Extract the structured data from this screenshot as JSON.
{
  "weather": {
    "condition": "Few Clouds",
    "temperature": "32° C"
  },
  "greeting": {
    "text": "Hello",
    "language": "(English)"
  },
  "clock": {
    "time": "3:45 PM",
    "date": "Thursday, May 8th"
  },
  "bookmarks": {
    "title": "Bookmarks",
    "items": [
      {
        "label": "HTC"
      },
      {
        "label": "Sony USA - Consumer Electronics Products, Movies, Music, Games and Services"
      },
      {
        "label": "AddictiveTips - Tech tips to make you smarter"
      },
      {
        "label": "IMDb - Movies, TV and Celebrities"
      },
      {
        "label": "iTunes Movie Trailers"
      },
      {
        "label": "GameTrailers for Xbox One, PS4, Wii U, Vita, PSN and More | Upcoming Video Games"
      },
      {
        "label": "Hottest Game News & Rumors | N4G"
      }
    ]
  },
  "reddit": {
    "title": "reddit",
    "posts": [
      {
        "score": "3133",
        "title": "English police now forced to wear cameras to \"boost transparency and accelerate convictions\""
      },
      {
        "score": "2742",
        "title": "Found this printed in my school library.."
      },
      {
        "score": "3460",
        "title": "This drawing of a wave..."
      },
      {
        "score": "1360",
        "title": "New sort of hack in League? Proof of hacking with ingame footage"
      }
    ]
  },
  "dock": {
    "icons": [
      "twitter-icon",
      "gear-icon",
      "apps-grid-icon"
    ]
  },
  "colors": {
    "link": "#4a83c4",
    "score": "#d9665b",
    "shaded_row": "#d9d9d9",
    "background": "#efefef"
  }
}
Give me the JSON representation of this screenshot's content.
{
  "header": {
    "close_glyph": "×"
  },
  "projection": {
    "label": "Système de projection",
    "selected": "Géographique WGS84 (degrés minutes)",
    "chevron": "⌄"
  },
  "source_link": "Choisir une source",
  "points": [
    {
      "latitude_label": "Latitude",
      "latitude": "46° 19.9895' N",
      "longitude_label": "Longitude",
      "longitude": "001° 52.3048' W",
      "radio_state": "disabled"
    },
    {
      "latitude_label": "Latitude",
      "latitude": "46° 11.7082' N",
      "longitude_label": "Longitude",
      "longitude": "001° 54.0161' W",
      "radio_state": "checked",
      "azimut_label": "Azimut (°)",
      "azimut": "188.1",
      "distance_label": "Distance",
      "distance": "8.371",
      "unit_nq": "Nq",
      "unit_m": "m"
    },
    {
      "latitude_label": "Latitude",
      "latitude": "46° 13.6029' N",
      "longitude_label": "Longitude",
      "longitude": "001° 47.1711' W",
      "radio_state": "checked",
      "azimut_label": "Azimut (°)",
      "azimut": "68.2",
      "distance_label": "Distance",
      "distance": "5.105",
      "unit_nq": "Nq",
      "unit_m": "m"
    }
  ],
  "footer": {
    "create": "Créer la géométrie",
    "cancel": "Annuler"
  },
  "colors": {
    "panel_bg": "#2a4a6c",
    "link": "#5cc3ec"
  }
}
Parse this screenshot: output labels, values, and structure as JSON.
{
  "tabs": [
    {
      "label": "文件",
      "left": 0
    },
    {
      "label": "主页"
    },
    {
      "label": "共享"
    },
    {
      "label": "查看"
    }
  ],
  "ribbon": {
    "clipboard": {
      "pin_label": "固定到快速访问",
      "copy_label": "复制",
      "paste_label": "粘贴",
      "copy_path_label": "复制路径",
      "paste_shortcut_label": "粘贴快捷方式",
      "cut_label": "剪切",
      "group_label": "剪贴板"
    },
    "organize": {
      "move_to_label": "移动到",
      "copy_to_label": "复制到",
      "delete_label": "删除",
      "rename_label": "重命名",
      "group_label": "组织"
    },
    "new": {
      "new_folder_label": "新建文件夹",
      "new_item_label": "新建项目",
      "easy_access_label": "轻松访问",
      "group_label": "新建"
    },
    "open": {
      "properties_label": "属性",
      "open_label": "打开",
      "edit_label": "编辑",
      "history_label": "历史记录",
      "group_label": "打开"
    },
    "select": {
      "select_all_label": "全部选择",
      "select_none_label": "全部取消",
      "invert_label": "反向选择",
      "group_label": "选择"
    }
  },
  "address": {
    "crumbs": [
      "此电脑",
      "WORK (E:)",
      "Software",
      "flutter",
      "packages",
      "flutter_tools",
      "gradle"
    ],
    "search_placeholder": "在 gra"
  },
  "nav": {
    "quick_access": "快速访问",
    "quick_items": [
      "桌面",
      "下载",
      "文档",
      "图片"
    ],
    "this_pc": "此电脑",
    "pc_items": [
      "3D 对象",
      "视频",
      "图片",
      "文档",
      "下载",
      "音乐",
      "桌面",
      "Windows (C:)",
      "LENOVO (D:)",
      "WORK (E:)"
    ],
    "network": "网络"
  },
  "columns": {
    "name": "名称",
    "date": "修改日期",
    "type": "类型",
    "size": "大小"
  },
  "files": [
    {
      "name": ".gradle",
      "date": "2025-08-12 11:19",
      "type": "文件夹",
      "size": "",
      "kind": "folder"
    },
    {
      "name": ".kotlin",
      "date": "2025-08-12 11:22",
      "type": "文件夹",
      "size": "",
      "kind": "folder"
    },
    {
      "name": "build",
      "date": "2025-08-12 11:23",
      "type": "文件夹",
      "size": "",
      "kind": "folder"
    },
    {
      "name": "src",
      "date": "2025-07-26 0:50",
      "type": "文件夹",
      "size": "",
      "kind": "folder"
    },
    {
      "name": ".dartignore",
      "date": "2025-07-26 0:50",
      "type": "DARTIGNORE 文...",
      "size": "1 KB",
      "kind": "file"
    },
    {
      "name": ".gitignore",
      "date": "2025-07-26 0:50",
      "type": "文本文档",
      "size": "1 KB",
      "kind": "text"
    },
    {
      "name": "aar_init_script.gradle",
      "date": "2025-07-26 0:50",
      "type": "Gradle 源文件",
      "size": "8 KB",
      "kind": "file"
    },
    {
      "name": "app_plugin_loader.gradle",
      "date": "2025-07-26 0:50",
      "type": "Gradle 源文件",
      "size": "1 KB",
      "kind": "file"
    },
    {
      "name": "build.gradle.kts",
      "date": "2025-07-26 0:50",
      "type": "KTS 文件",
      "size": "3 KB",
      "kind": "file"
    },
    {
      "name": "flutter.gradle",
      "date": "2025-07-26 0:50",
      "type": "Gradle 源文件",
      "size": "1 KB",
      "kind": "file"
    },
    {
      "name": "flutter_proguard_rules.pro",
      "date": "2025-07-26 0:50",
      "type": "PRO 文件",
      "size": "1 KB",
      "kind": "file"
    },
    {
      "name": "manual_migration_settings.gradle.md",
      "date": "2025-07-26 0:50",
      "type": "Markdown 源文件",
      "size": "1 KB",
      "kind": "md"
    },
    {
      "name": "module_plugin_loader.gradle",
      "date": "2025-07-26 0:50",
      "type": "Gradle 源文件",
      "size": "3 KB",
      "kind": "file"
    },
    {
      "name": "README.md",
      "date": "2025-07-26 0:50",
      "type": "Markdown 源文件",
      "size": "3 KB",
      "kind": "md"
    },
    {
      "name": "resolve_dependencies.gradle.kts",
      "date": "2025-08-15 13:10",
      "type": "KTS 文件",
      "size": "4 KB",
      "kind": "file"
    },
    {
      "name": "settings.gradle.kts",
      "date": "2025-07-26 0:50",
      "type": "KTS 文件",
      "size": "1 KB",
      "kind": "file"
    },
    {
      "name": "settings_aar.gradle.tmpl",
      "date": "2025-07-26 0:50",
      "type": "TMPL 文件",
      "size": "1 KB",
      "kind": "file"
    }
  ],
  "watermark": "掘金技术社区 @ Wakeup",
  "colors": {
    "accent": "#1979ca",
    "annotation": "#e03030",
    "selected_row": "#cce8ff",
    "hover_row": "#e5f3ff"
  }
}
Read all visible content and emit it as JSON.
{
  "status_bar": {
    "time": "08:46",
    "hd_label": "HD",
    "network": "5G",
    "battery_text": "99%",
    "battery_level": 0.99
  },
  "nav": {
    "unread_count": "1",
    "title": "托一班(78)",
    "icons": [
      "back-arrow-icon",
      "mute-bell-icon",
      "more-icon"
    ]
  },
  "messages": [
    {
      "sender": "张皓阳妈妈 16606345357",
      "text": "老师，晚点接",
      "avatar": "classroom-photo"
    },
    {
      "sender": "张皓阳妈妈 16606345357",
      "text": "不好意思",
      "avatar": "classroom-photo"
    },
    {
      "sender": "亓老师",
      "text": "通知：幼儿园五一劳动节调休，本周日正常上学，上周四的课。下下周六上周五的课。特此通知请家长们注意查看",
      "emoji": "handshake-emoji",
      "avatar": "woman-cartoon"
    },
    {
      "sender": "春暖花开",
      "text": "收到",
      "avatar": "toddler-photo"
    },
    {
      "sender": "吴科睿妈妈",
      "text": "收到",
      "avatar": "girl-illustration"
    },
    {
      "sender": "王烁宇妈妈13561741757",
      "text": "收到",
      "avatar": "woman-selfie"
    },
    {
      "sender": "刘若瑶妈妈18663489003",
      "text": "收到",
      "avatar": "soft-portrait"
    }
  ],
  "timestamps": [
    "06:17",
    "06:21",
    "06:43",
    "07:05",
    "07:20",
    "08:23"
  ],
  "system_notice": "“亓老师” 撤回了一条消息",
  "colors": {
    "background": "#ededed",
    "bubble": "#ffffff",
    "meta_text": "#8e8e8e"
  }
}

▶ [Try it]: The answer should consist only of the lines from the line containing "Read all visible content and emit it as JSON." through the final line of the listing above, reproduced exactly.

▶ [Result]:
Read all visible content and emit it as JSON.
{
  "status_bar": {
    "time": "08:46",
    "hd_label": "HD",
    "network": "5G",
    "battery_text": "99%",
    "battery_level": 0.99
  },
  "nav": {
    "unread_count": "1",
    "title": "托一班(78)",
    "icons": [
      "back-arrow-icon",
      "mute-bell-icon",
      "more-icon"
    ]
  },
  "messages": [
    {
      "sender": "张皓阳妈妈 16606345357",
      "text": "老师，晚点接",
      "avatar": "classroom-photo"
    },
    {
      "sender": "张皓阳妈妈 16606345357",
      "text": "不好意思",
      "avatar": "classroom-photo"
    },
    {
      "sender": "亓老师",
      "text": "通知：幼儿园五一劳动节调休，本周日正常上学，上周四的课。下下周六上周五的课。特此通知请家长们注意查看",
      "emoji": "handshake-emoji",
      "avatar": "woman-cartoon"
    },
    {
      "sender": "春暖花开",
      "text": "收到",
      "avatar": "toddler-photo"
    },
    {
      "sender": "吴科睿妈妈",
      "text": "收到",
      "avatar": "girl-illustration"
    },
    {
      "sender": "王烁宇妈妈13561741757",
      "text": "收到",
      "avatar": "woman-selfie"
    },
    {
      "sender": "刘若瑶妈妈18663489003",
      "text": "收到",
      "avatar": "soft-portrait"
    }
  ],
  "timestamps": [
    "06:17",
    "06:21",
    "06:43",
    "07:05",
    "07:20",
    "08:23"
  ],
  "system_notice": "“亓老师” 撤回了一条消息",
  "colors": {
    "background": "#ededed",
    "bubble": "#ffffff",
    "meta_text": "#8e8e8e"
  }
}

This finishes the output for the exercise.